### [THE TASK]
Some lines below hold "preview". Pick them out and copy them.

### [DATA FOR REVIEW]
□ □ □ □ □

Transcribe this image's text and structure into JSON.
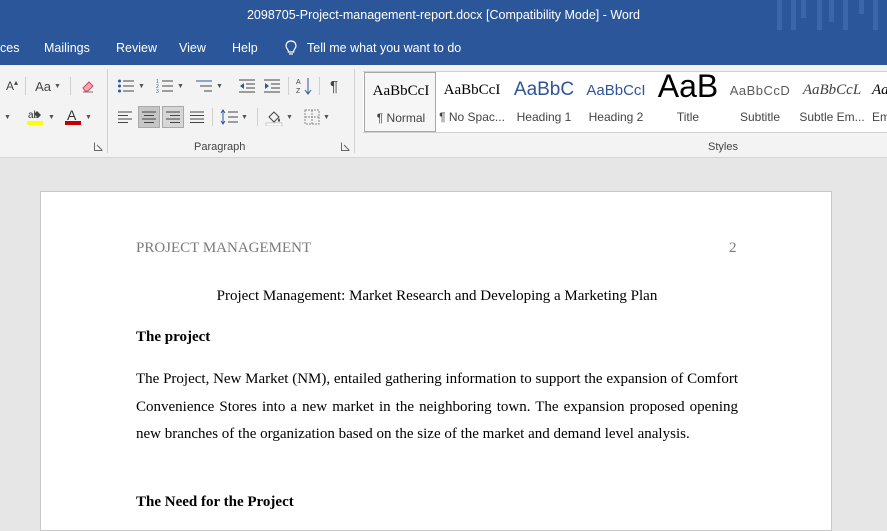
{
  "window": {
    "title": "2098705-Project-management-report.docx [Compatibility Mode]  -  Word"
  },
  "tabs": [
    {
      "label": "ces"
    },
    {
      "label": "Mailings"
    },
    {
      "label": "Review"
    },
    {
      "label": "View"
    },
    {
      "label": "Help"
    }
  ],
  "tell_me": {
    "label": "Tell me what you want to do"
  },
  "font_group": {
    "change_case_label": "Aa",
    "grow_font_label": "A"
  },
  "paragraph_group": {
    "label": "Paragraph"
  },
  "styles_group": {
    "label": "Styles",
    "items": [
      {
        "preview": "AaBbCcI",
        "name": "¶ Normal",
        "color": "#000000"
      },
      {
        "preview": "AaBbCcI",
        "name": "¶ No Spac...",
        "color": "#000000"
      },
      {
        "preview": "AaBbC",
        "name": "Heading 1",
        "color": "#2f5496"
      },
      {
        "preview": "AaBbCcI",
        "name": "Heading 2",
        "color": "#2f5496"
      },
      {
        "preview": "AaB",
        "name": "Title",
        "color": "#000000"
      },
      {
        "preview": "AaBbCcD",
        "name": "Subtitle",
        "color": "#5a5a5a"
      },
      {
        "preview": "AaBbCcL",
        "name": "Subtle Em...",
        "color": "#404040"
      },
      {
        "preview": "Aa",
        "name": "Em",
        "color": "#000000"
      }
    ]
  },
  "colors": {
    "brand": "#2b579a",
    "highlight": "#ffff00",
    "font_color": "#c00000"
  },
  "document": {
    "header_left": "PROJECT MANAGEMENT",
    "header_right": "2",
    "title": "Project Management: Market Research and Developing a Marketing Plan",
    "heading1": "The project",
    "paragraph1": "The Project, New Market (NM), entailed gathering information to support the expansion of Comfort Convenience Stores into a new market in the neighboring town. The expansion proposed opening new branches of the organization based on the size of the market and demand level analysis.",
    "heading2": "The Need for the Project"
  }
}
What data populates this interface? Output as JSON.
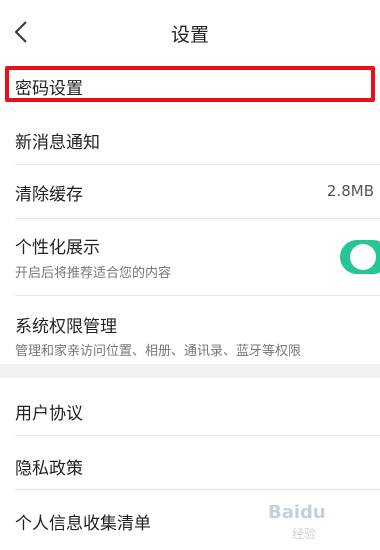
{
  "header": {
    "title": "设置"
  },
  "settings": {
    "password": {
      "label": "密码设置"
    },
    "notification": {
      "label": "新消息通知"
    },
    "clear_cache": {
      "label": "清除缓存",
      "value": "2.8MB"
    },
    "personalized": {
      "label": "个性化展示",
      "description": "开启后将推荐适合您的内容",
      "enabled": true
    },
    "permissions": {
      "label": "系统权限管理",
      "description": "管理和家亲访问位置、相册、通讯录、蓝牙等权限"
    },
    "user_agreement": {
      "label": "用户协议"
    },
    "privacy_policy": {
      "label": "隐私政策"
    },
    "personal_info": {
      "label": "个人信息收集清单"
    }
  },
  "colors": {
    "highlight": "#e8101c",
    "toggle_on": "#26c597",
    "section_gap": "#f2f2f2"
  },
  "watermark": {
    "text": "Baidu",
    "sub": "经验"
  }
}
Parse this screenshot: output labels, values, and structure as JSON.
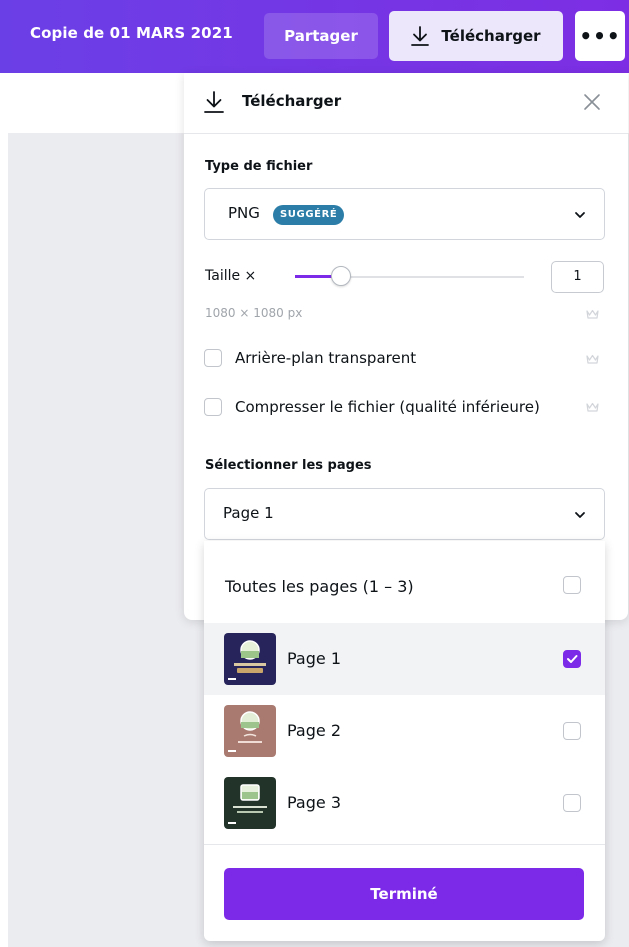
{
  "header": {
    "doc_title": "Copie de 01 MARS 2021",
    "share_label": "Partager",
    "download_label": "Télécharger",
    "more_label": "•••"
  },
  "panel": {
    "title": "Télécharger",
    "file_type_label": "Type de fichier",
    "file_type_value": "PNG",
    "suggested_badge": "SUGGÉRÉ",
    "size_label": "Taille ×",
    "size_value": "1",
    "size_fraction": 0.2,
    "dimensions": "1080 × 1080 px",
    "transparent_label": "Arrière-plan transparent",
    "compress_label": "Compresser le fichier (qualité inférieure)",
    "pages_label": "Sélectionner les pages",
    "pages_value": "Page 1"
  },
  "dropdown": {
    "all_pages_label": "Toutes les pages (1 – 3)",
    "pages": [
      {
        "label": "Page 1",
        "checked": true,
        "thumb_color": "#2a2a5e"
      },
      {
        "label": "Page 2",
        "checked": false,
        "thumb_color": "#a4756c"
      },
      {
        "label": "Page 3",
        "checked": false,
        "thumb_color": "#24352b"
      }
    ],
    "done_label": "Terminé"
  },
  "colors": {
    "accent": "#7d2ae8",
    "badge": "#2c7ea8"
  }
}
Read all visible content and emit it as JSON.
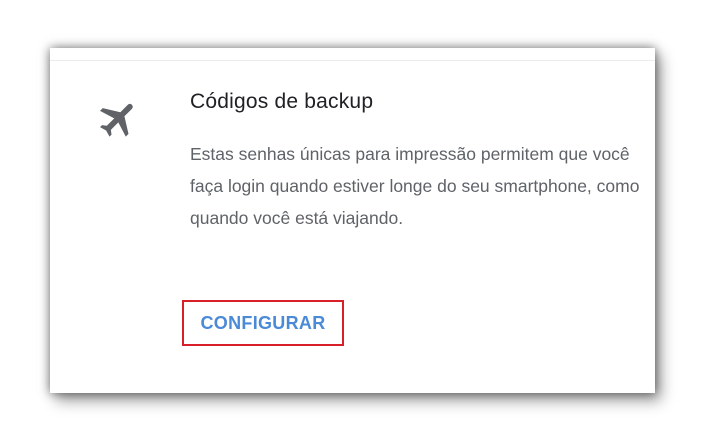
{
  "card": {
    "icon": "airplane-icon",
    "title": "Códigos de backup",
    "description": "Estas senhas únicas para impressão permitem que você faça login quando estiver longe do seu smartphone, como quando você está viajando.",
    "action_label": "CONFIGURAR"
  },
  "colors": {
    "title": "#202124",
    "description": "#5f6368",
    "action": "#4a8ad6",
    "highlight_border": "#d9202a",
    "icon": "#5f6368"
  }
}
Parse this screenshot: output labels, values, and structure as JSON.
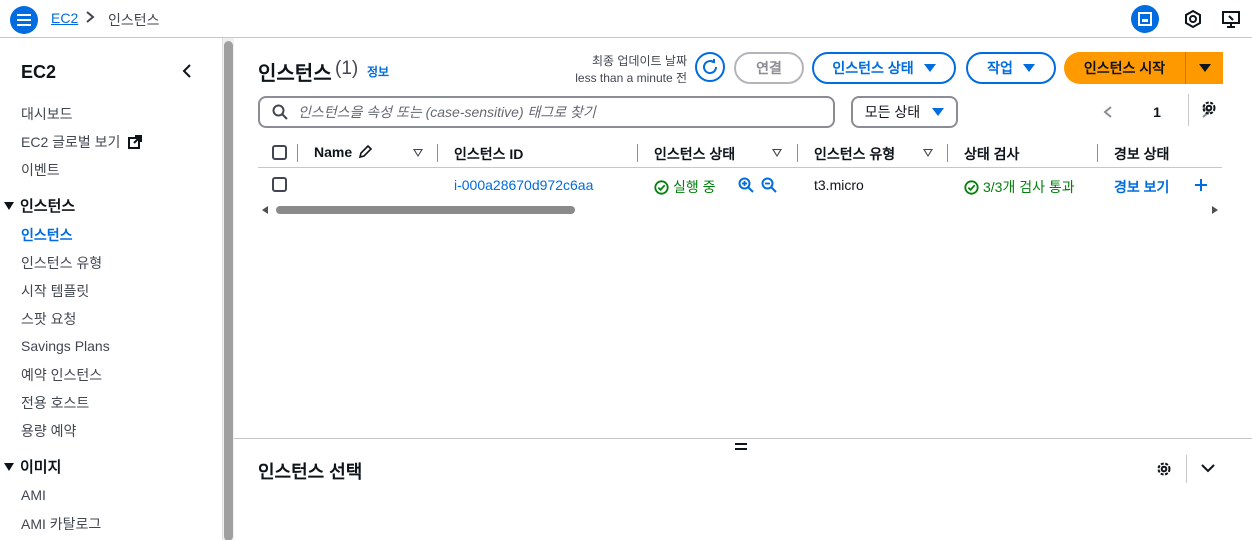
{
  "topbar": {
    "breadcrumb_root": "EC2",
    "breadcrumb_current": "인스턴스",
    "icons": [
      "menu-icon",
      "chevron-right-icon",
      "panel-icon",
      "cloudshell-icon",
      "feedback-icon"
    ]
  },
  "sidebar": {
    "title": "EC2",
    "items_top": [
      "대시보드",
      "EC2 글로벌 보기",
      "이벤트"
    ],
    "section_instances": "인스턴스",
    "instances_items": [
      "인스턴스",
      "인스턴스 유형",
      "시작 템플릿",
      "스팟 요청",
      "Savings Plans",
      "예약 인스턴스",
      "전용 호스트",
      "용량 예약"
    ],
    "active_item": "인스턴스",
    "section_images": "이미지",
    "images_items": [
      "AMI",
      "AMI 카탈로그"
    ]
  },
  "header": {
    "title": "인스턴스",
    "count": "(1)",
    "info": "정보",
    "updated_label": "최종 업데이트 날짜",
    "updated_value": "less than a minute 전"
  },
  "actions": {
    "connect": "연결",
    "instance_state": "인스턴스 상태",
    "actions": "작업",
    "launch": "인스턴스 시작"
  },
  "filter": {
    "search_placeholder": "인스턴스을 속성 또는 (case-sensitive) 태그로 찾기",
    "state_select": "모든 상태",
    "page": "1"
  },
  "table": {
    "columns": [
      "Name",
      "인스턴스 ID",
      "인스턴스 상태",
      "인스턴스 유형",
      "상태 검사",
      "경보 상태"
    ],
    "rows": [
      {
        "name": "",
        "instance_id": "i-000a28670d972c6aa",
        "state": "실행 중",
        "type": "t3.micro",
        "status_check": "3/3개 검사 통과",
        "alarm": "경보 보기"
      }
    ]
  },
  "bottom_panel": {
    "title": "인스턴스 선택"
  },
  "colors": {
    "accent": "#006ce0",
    "primary_button": "#ff9900",
    "success": "#037f0c",
    "text": "#0f141a",
    "muted": "#424650"
  }
}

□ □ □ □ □

### [ANSWER TO THE PROBLEM]
        "preview": "AaBbCcI",
        "preview": "AaBbCcI",
        "preview": "AaBbC",
        "preview": "AaBbCcI",
        "preview": "AaB",
        "preview": "AaBbCcD",
        "preview": "AaBbCcL",
        "preview": "Aa",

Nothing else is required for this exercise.